++++ Input records ++++

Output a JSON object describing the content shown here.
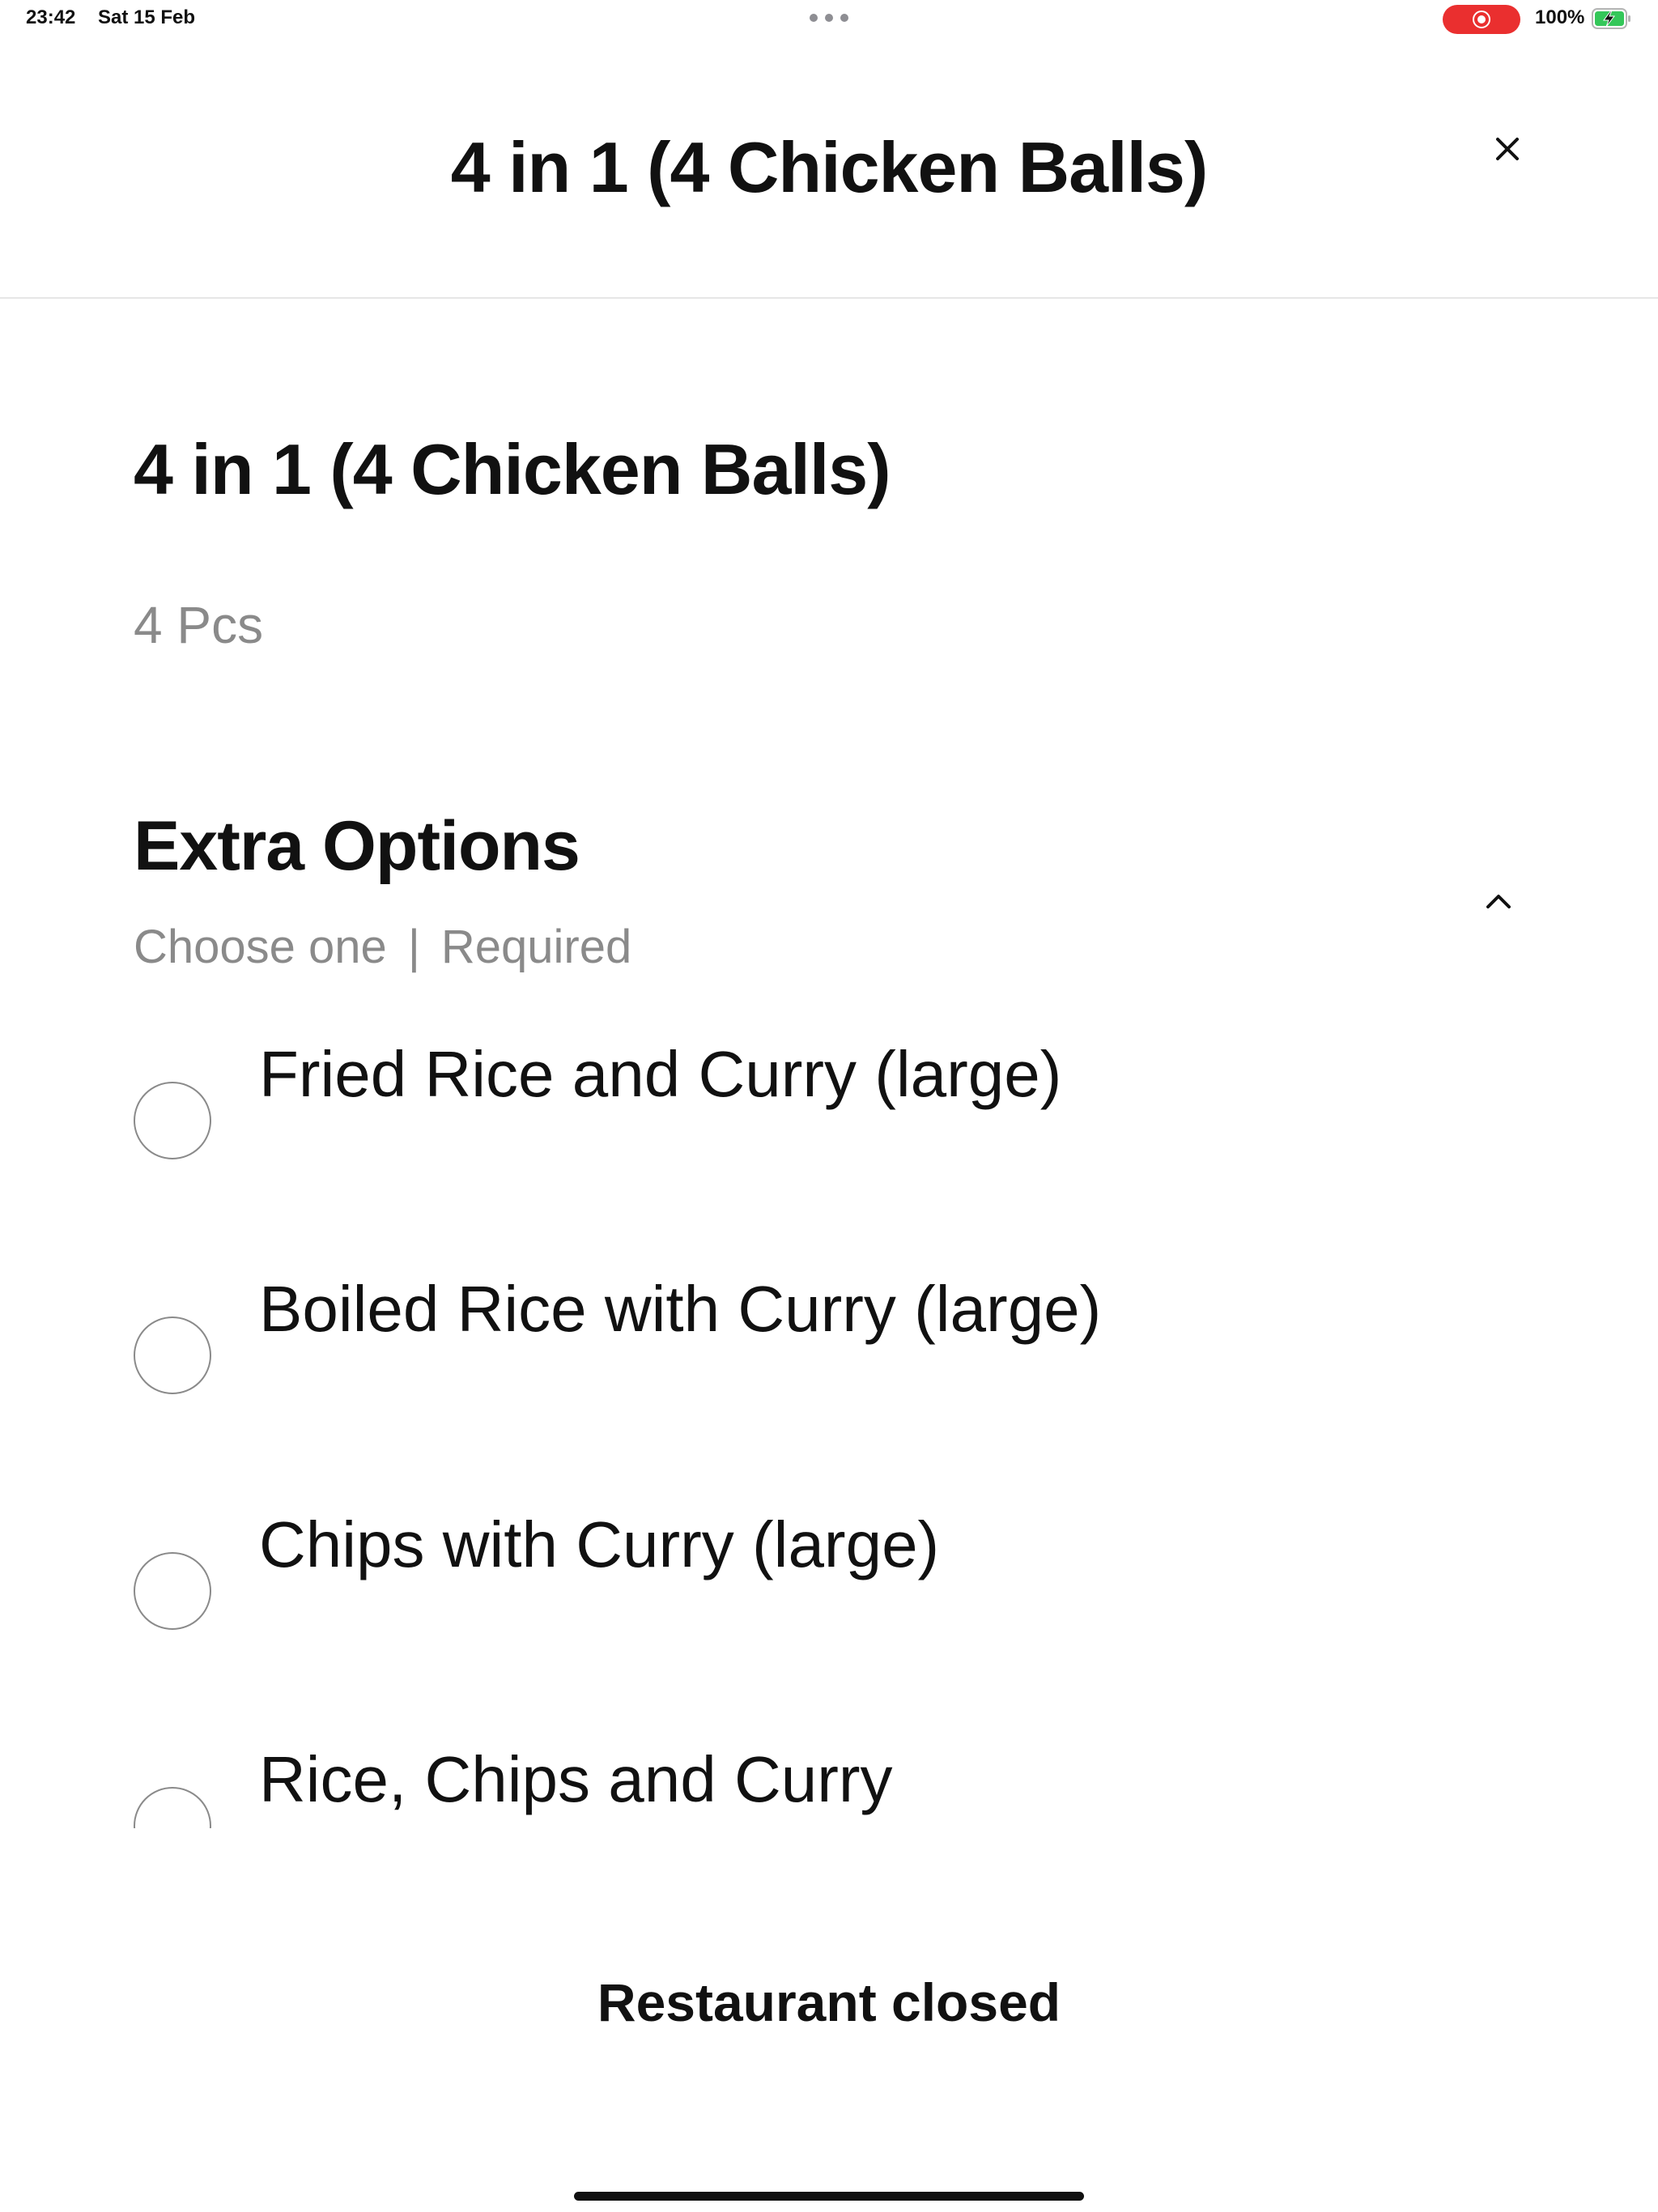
{
  "status_bar": {
    "time": "23:42",
    "date": "Sat 15 Feb",
    "battery_percent": "100%",
    "battery_level": 1.0,
    "charging": true,
    "screen_recording": true,
    "colors": {
      "recording": "#ea2f2f",
      "battery": "#34c759"
    }
  },
  "header": {
    "title": "4 in 1 (4 Chicken Balls)",
    "close_icon": "close-icon"
  },
  "item": {
    "title": "4 in 1 (4 Chicken Balls)",
    "description": "4 Pcs"
  },
  "extra_options": {
    "title": "Extra Options",
    "choose_label": "Choose one",
    "separator": "|",
    "required_label": "Required",
    "collapse_icon": "chevron-up-icon",
    "options": [
      {
        "label": "Fried Rice and Curry (large)",
        "selected": false
      },
      {
        "label": "Boiled Rice with Curry (large)",
        "selected": false
      },
      {
        "label": "Chips with Curry (large)",
        "selected": false
      },
      {
        "label": "Rice, Chips and Curry",
        "selected": false
      }
    ]
  },
  "footer": {
    "status": "Restaurant closed"
  }
}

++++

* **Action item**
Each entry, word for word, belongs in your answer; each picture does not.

* **Exercise output**
Output a JSON object describing the content shown here.
{
  "status_bar": {
    "time": "23:42",
    "date": "Sat 15 Feb",
    "battery_percent": "100%",
    "battery_level": 1.0,
    "charging": true,
    "screen_recording": true,
    "colors": {
      "recording": "#ea2f2f",
      "battery": "#34c759"
    }
  },
  "header": {
    "title": "4 in 1 (4 Chicken Balls)",
    "close_icon": "close-icon"
  },
  "item": {
    "title": "4 in 1 (4 Chicken Balls)",
    "description": "4 Pcs"
  },
  "extra_options": {
    "title": "Extra Options",
    "choose_label": "Choose one",
    "separator": "|",
    "required_label": "Required",
    "collapse_icon": "chevron-up-icon",
    "options": [
      {
        "label": "Fried Rice and Curry (large)",
        "selected": false
      },
      {
        "label": "Boiled Rice with Curry (large)",
        "selected": false
      },
      {
        "label": "Chips with Curry (large)",
        "selected": false
      },
      {
        "label": "Rice, Chips and Curry",
        "selected": false
      }
    ]
  },
  "footer": {
    "status": "Restaurant closed"
  }
}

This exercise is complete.